-- Aim of the task --
Take each line of the listing that has the string "thumb" and report it.

Segment Open

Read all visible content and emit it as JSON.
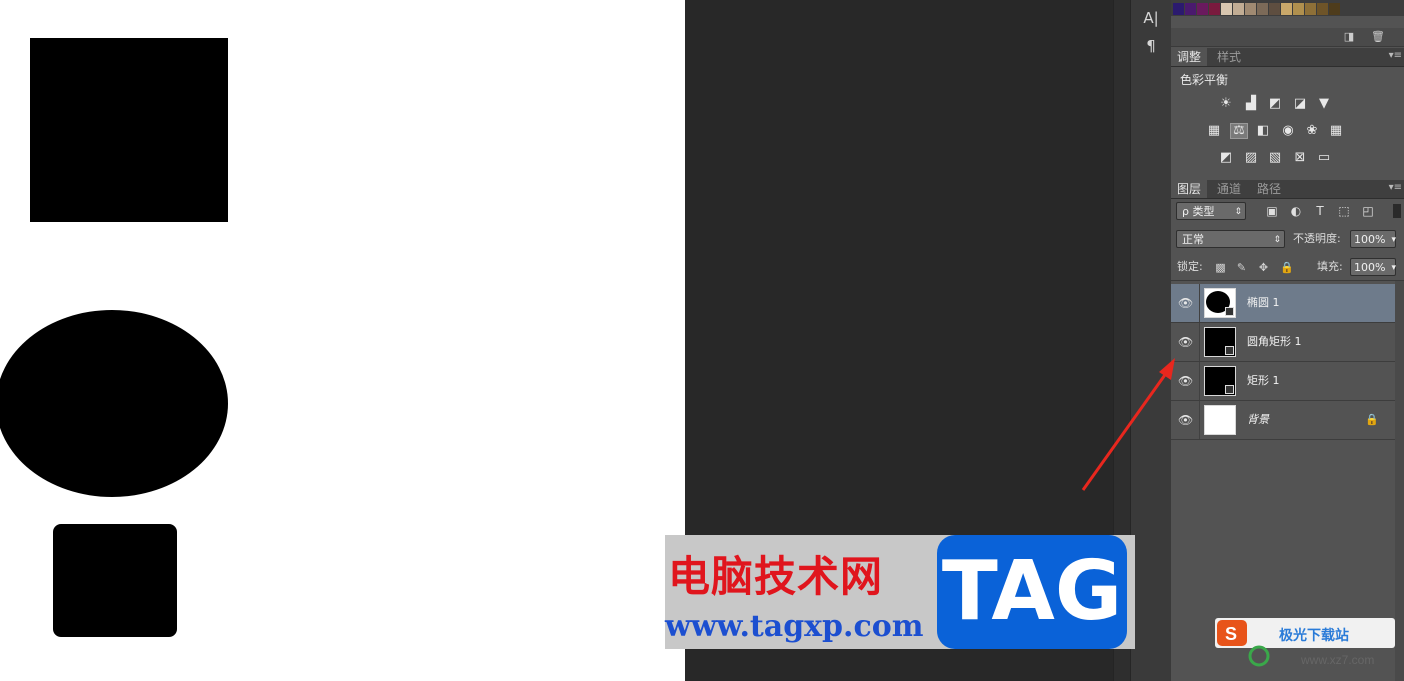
{
  "adjustments_panel": {
    "tabs": [
      "调整",
      "样式"
    ],
    "active_tab": 0,
    "current_adjustment": "色彩平衡",
    "icon_rows": [
      [
        "brightness-contrast-icon",
        "levels-icon",
        "curves-icon",
        "exposure-icon",
        "vibrance-icon"
      ],
      [
        "hue-saturation-icon",
        "color-balance-icon",
        "black-white-icon",
        "photo-filter-icon",
        "channel-mixer-icon",
        "color-lookup-icon"
      ],
      [
        "invert-icon",
        "posterize-icon",
        "threshold-icon",
        "selective-color-icon",
        "gradient-map-icon"
      ]
    ]
  },
  "layers_panel": {
    "tabs": [
      "图层",
      "通道",
      "路径"
    ],
    "active_tab": 0,
    "filter_kind": "ρ 类型",
    "blend_mode": "正常",
    "opacity_label": "不透明度:",
    "opacity_value": "100%",
    "lock_label": "锁定:",
    "fill_label": "填充:",
    "fill_value": "100%",
    "layers": [
      {
        "name": "椭圆 1",
        "selected": true,
        "thumb": "ellipse"
      },
      {
        "name": "圆角矩形 1",
        "selected": false,
        "thumb": "black"
      },
      {
        "name": "矩形 1",
        "selected": false,
        "thumb": "black"
      },
      {
        "name": "背景",
        "selected": false,
        "thumb": "white",
        "locked": true
      }
    ]
  },
  "watermark": {
    "title": "电脑技术网",
    "url": "www.tagxp.com",
    "badge": "TAG"
  },
  "corner_logo": {
    "text": "极光下载站",
    "url": "www.xz7.com"
  },
  "colors": {
    "canvas": "#ffffff",
    "shape_fill": "#000000",
    "panel_bg": "#535353",
    "selected_layer": "#6e7b8b",
    "arrow": "#e8271e"
  }
}
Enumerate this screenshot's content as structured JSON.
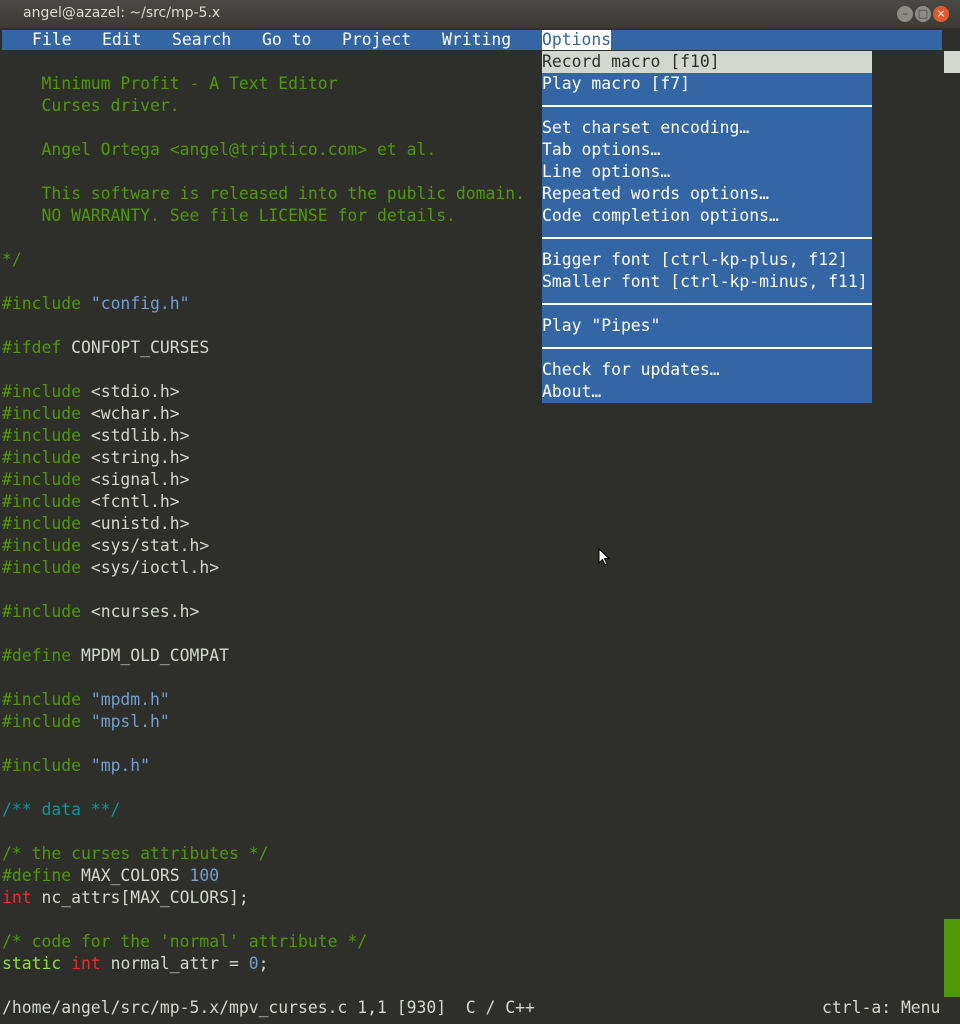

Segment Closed

-- Task answer --
        "thumb": "ellipse"
        "thumb": "black"
        "thumb": "black"
        "thumb": "white",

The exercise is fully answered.